Special Feeding Mechanisms in Rorqual Whales

Here's something to think of if you go whale watching. We hear many confident assertions about how critters that are long dead lived, bred, ate, and so on. And yet, scientists do not really have a good understanding of many things living in the here and now, especially rorqual whales. But to be fair, it's not easy to follow something that can take a deep dive for 20 minutes and swim mighty fast when it wants to.

Rorqual whales have a special nerve that works in conjunction with the rest of their feeding mechanism. It was clearly designed by the Creator, not a product of blind evolution.
Fin whale mother and calf / Photo Credit: Christin Khan, NOAA/NEFSC
When these bad boys feed, they open their mouths and lunge deep in the ocean, taking in huge amounts of water so they can filter out the food, mainly krill.

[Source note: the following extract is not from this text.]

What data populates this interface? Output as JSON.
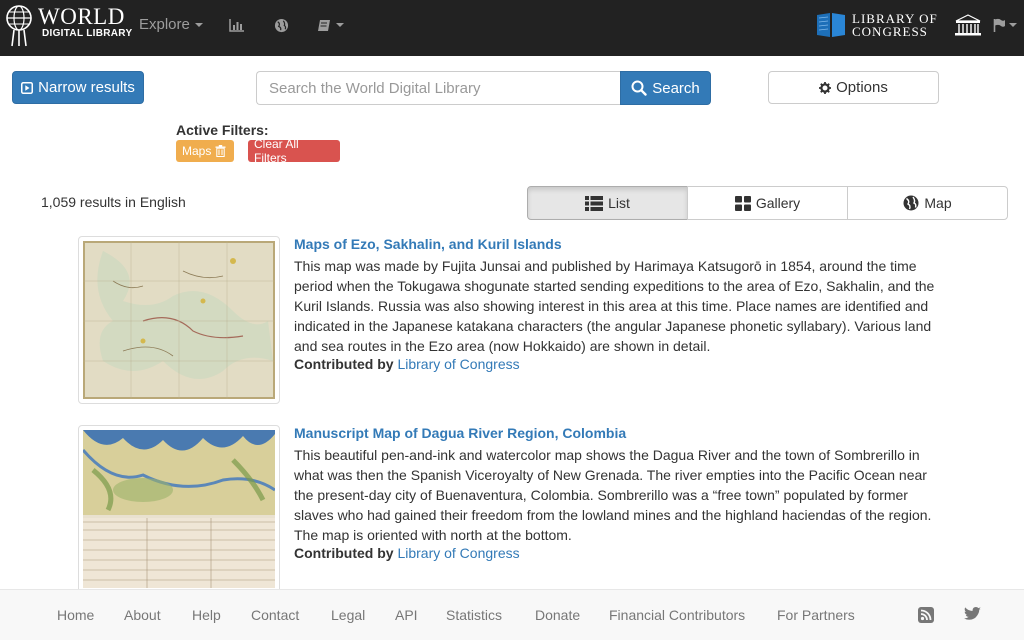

So much water, so fast, you'd think they'd rip themselves apart. Scientists have recently discovered a special nerve that works with the rest of it's chowing-down machinery; everything has to be working at the same time, or nothing works, nothing makes sense. Evolution was not involved, it's the hand of the Creator at work.
A few years ago, scientists discovered a unique sensory organ in the jaw of a rorqual whale—the world's largest creature. Rorqual whales, which include the blue whale and fin whale, feed by ballooning out folds of tissue that bag gobs of krill from fertile ocean waters. Some of those researchers recently described the unique bungee-cord-like nerve construction that illustrates clever and intentional design.
The rest of this article won't take up much of your time. To finish reading, click on "Clever Construction in Rorqual Whales".